PROBLEM TO WORK ON:
Look through the records below and collect all lines that hold the string "pouvez".

--- EXERCISE DATA Enclosed Below ---

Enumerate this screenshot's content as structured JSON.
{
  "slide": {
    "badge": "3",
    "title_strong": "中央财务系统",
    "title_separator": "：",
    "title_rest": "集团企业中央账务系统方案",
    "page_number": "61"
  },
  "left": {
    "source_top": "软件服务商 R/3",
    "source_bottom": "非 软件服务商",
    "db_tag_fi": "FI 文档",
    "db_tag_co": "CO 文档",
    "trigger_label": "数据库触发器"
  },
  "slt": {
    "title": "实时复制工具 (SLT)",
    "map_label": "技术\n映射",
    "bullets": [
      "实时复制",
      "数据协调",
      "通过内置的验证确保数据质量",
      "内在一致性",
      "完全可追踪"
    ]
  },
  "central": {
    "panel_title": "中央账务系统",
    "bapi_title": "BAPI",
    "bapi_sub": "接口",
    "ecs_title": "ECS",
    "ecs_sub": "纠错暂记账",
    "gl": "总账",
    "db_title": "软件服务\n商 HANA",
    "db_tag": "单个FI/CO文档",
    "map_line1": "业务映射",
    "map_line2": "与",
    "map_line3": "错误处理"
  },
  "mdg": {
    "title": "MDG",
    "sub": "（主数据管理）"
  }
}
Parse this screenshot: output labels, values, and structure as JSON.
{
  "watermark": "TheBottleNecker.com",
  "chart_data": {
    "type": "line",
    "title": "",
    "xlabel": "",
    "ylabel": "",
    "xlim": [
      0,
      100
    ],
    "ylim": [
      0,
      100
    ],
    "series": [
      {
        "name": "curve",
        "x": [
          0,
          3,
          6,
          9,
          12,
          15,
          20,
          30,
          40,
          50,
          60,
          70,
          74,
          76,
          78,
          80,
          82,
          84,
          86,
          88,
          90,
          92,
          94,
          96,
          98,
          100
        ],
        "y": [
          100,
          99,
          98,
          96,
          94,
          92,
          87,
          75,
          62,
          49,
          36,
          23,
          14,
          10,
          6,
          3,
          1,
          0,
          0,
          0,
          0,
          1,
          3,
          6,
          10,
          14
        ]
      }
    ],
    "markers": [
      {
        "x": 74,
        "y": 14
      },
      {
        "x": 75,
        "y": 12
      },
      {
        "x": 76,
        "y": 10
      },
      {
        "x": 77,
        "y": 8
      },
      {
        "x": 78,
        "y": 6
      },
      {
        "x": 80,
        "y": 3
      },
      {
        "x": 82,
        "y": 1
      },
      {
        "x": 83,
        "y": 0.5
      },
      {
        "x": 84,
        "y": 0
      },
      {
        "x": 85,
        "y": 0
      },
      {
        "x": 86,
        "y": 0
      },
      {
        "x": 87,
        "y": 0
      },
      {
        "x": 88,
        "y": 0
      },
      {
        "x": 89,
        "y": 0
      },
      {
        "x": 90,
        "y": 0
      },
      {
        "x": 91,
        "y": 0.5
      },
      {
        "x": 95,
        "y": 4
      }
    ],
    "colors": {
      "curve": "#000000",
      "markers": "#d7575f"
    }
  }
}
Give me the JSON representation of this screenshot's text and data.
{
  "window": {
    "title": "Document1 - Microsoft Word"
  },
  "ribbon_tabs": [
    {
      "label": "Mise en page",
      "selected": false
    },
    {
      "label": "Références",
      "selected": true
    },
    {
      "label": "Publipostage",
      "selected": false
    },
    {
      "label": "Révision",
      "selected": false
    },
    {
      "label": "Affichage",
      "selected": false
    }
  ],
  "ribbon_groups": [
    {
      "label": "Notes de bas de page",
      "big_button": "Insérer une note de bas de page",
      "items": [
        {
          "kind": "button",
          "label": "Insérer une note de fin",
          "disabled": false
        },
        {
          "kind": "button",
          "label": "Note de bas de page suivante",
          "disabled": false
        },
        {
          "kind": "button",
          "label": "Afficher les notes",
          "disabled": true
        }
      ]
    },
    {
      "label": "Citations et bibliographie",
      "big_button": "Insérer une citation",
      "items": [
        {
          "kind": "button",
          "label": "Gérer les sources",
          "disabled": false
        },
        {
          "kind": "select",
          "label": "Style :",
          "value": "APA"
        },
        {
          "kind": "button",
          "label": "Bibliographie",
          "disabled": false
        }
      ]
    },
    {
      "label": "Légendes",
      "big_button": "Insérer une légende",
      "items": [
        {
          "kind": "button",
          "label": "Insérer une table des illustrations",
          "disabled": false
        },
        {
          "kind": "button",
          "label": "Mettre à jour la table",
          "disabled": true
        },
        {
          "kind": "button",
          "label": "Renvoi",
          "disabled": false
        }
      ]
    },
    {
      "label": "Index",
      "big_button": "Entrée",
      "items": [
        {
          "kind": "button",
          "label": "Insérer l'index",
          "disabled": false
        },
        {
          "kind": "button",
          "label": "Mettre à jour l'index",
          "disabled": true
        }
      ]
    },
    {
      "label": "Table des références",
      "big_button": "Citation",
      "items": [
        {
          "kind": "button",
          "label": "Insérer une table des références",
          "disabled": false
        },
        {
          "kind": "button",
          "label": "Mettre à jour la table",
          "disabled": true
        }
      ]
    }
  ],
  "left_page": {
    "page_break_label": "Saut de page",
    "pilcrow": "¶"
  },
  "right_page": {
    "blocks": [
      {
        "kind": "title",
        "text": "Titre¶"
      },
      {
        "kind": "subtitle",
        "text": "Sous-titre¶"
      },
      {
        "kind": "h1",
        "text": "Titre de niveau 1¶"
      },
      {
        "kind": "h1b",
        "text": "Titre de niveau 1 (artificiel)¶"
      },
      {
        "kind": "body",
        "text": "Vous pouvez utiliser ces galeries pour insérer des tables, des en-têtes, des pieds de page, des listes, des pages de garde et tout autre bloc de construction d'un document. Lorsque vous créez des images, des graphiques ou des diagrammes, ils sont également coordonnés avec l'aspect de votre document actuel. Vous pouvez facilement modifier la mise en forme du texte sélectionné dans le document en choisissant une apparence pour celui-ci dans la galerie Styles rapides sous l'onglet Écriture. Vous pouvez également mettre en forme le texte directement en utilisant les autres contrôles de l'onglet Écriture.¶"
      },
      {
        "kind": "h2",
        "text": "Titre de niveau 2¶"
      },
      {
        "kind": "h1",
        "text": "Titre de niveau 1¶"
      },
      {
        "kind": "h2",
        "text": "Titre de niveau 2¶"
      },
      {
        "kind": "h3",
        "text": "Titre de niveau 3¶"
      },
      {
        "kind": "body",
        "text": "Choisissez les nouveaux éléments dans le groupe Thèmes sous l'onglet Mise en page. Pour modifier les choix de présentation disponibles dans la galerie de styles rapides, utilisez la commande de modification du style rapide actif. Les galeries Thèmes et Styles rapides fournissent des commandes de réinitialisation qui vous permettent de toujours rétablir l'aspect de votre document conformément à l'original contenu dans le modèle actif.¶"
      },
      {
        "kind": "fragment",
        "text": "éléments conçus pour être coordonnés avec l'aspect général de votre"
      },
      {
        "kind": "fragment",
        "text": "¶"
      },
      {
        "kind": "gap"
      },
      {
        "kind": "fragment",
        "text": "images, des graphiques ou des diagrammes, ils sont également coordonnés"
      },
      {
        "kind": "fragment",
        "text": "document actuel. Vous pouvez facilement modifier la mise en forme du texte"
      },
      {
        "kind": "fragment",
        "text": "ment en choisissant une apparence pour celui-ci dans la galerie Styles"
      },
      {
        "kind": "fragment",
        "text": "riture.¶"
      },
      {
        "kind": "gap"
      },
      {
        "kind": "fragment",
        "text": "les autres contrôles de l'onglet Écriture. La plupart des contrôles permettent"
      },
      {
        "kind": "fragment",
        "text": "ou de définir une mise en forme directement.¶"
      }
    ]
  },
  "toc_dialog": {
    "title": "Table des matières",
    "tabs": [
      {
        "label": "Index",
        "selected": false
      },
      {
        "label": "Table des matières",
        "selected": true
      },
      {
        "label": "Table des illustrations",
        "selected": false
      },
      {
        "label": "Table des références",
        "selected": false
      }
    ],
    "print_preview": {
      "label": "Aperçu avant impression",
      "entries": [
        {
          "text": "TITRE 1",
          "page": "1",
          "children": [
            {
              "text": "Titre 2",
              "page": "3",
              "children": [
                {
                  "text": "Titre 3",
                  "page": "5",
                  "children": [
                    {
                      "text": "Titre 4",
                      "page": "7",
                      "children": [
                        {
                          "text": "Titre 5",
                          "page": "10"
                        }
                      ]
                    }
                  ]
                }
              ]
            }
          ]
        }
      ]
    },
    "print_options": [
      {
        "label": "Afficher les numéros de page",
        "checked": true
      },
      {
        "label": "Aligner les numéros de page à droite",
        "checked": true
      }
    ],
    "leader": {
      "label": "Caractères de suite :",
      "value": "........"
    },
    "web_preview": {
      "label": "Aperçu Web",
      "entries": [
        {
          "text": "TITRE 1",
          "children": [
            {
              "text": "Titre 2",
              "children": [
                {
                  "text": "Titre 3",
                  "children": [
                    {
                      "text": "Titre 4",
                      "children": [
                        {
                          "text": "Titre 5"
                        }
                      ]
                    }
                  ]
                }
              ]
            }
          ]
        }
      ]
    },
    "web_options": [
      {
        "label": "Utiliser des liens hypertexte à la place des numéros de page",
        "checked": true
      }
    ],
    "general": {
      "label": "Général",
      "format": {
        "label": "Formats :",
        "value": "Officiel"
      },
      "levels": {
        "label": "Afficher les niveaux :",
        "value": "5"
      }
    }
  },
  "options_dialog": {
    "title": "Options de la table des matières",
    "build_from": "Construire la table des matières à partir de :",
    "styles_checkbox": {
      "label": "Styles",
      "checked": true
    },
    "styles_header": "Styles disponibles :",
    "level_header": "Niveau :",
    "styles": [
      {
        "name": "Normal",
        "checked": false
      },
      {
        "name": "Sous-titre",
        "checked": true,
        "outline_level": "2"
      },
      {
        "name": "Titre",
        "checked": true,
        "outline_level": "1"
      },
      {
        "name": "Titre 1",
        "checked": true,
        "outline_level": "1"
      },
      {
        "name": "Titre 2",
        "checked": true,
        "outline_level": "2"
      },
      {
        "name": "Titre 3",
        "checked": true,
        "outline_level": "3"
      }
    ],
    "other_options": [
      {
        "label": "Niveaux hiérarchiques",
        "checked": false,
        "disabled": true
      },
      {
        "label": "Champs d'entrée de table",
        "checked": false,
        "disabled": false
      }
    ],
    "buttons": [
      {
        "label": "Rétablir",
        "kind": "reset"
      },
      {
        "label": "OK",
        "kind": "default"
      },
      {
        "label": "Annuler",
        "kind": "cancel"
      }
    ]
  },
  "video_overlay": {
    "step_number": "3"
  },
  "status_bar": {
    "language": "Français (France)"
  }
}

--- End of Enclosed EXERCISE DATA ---

TASK ANSWER:
        "text": "Vous pouvez utiliser ces galeries pour insérer des tables, des en-têtes, des pieds de page, des listes, des pages de garde et tout autre bloc de construction d'un document. Lorsque vous créez des images, des graphiques ou des diagrammes, ils sont également coordonnés avec l'aspect de votre document actuel. Vous pouvez facilement modifier la mise en forme du texte sélectionné dans le document en choisissant une apparence pour celui-ci dans la galerie Styles rapides sous l'onglet Écriture. Vous pouvez également mettre en forme le texte directement en utilisant les autres contrôles de l'onglet Écriture.¶"
        "text": "document actuel. Vous pouvez facilement modifier la mise en forme du texte"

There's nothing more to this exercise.